The main thrust of this project comes via videos of celebrities and others with messages of hope. Until now there have been no professional sports teams involved. But the San Francisco Giants have changed that, releasing their own It Gets Better video, featuring Matt Cain, Sergio Romo, Andres Torres, Barry Zito and hitting coach Hensley Muelens. The final “It Gets Better” message is delivered in English, Spanish and Japanese.
Given that sports is often the last place where gay kids feel comfortable, this message coming from a professional sports team is welcome indeed. Nice work, Giants.
Video: Gleyber Torres slugs a home run in his fourth straight game
Yankees rookie second baseman Gleyber Torres has a fun streak going right now: He’s homered in four straight games, becoming the youngest American League player to do so.

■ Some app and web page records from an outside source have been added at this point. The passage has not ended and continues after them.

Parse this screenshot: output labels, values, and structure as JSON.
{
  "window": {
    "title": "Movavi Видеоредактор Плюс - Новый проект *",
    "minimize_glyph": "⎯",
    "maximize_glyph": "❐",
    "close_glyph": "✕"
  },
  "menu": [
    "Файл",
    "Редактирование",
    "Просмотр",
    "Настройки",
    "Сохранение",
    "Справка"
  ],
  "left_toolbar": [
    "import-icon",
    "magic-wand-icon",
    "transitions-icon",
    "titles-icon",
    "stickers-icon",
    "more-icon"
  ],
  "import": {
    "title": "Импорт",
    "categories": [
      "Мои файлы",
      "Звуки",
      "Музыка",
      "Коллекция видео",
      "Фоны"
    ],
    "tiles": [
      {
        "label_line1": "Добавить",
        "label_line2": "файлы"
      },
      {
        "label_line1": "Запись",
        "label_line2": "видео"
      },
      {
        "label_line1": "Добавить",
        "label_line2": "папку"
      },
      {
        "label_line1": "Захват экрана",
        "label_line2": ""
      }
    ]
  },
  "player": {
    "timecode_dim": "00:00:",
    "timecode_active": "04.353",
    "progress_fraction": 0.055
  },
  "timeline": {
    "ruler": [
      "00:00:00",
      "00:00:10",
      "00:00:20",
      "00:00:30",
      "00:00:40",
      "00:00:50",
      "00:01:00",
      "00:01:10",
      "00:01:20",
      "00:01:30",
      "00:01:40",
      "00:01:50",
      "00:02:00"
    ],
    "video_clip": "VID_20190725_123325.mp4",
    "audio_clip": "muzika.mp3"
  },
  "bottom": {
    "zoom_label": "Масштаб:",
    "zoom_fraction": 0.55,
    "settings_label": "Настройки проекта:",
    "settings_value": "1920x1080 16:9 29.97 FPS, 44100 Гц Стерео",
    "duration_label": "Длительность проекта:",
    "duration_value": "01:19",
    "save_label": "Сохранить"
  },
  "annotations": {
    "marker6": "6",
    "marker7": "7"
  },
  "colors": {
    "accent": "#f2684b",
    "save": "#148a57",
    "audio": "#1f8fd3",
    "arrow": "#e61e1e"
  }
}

The historic knock arrived in the seventh inning of Friday’s series opener against the Angels. With two outs and the bases empty, Torres pounced on a 1-3 fastball from Jim Johnson and posted it to the right field bleachers for a go-ahead run:
It was just the Yankees’ second run of the night (the first having also been provided by Torres on an RBI single in the second inning), but the only one they needed to maintain an edge over the Angels.
Torres, 21, is off to a torrid start this season. Following Saturday’s 2-1 win, he now carries a .333/.393/.646 batting line, nine home runs and a 1.038 OPS through 106 plate appearances. In the past four games alone, he’s gone 7-for-15 with five homers (including a pair of solo shots, a two-run homer and three-run homer) and nine RBI. He’ll have to collect a home run in his next five games if he wants to set a new all-time record, however: Dale Long (1956 Pirates), Don Mattingly (1987 Yankees), and Ken Griffey Jr. (1993 Mariners) currently share the record for the longest home run-hitting streak, at eight games apiece.